Swammerdam's research had been referenced before its publication by Nicolas Steno, who had visited Swammerdam in Amsterdam. Swammerdam's research concluded after Steno had published the second edition of Elements of Myology in 1669, which is referenced in Biblia Naturae. A letter from Steno to Malpighi from 1675 suggests that Swammerdam's findings on muscle contraction had caused his crisis of consciousness. Steno sent Malpighi the drawings Swammerdam had done of the experiments, saying "when he had written a treatise on this matter he destroyed it and he has only preserved these figures. He is seeking God, but not yet in the Church of God."

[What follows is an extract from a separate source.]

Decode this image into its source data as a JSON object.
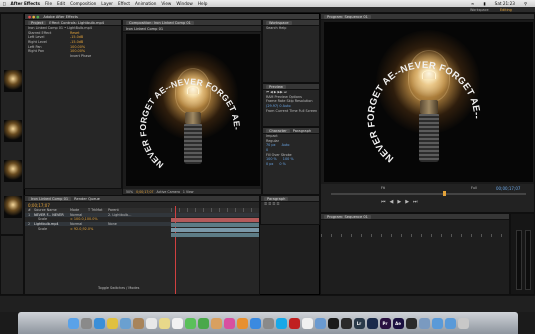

Swammerdam's Historia insectorum generalis was widely known and applauded before he died. Two years after his death in 1680 it was translated into French and in 1685 it was translated into Latin. John Ray, author of the 1705 Historia insectorum, praised Swammerdam' methods, they were "the best of all". Though Swammerdam's work on insects and anatomy was significant, many current histories remember him as much for his methods and skill with microscopes as for his discoveries. He developed new techniques for examining, preserving, and dissecting specimens, including wax injection to make viewing blood vessels easier. A method he invented for the preparation of hollow human organs was later much employed in anatomy. He had corresponded with contemporaries across Europe and his friends Gottfried Wilhelm Leibniz and Nicolas Malebranche used his microscopic research to substantiate their own natural and moral philosophy. But Swammerdam has also been credited with heralding the natural theology of the 18th century, were God's grand design was detected in the mechanics of the solar system, the seasons, snowflakes and the anatomy of the human eye. An English translation of his entomological works by T. Floyd was published in 1758.
No authentic portrait of Jan Swammerdam is extant nowadays. The portrait shown in the header is derived from the painting The Anatomy Lesson of Dr Tulp by Rembrandt and represents the leading Amsterdam physician Hartman Hartmanzoon (1591–1659).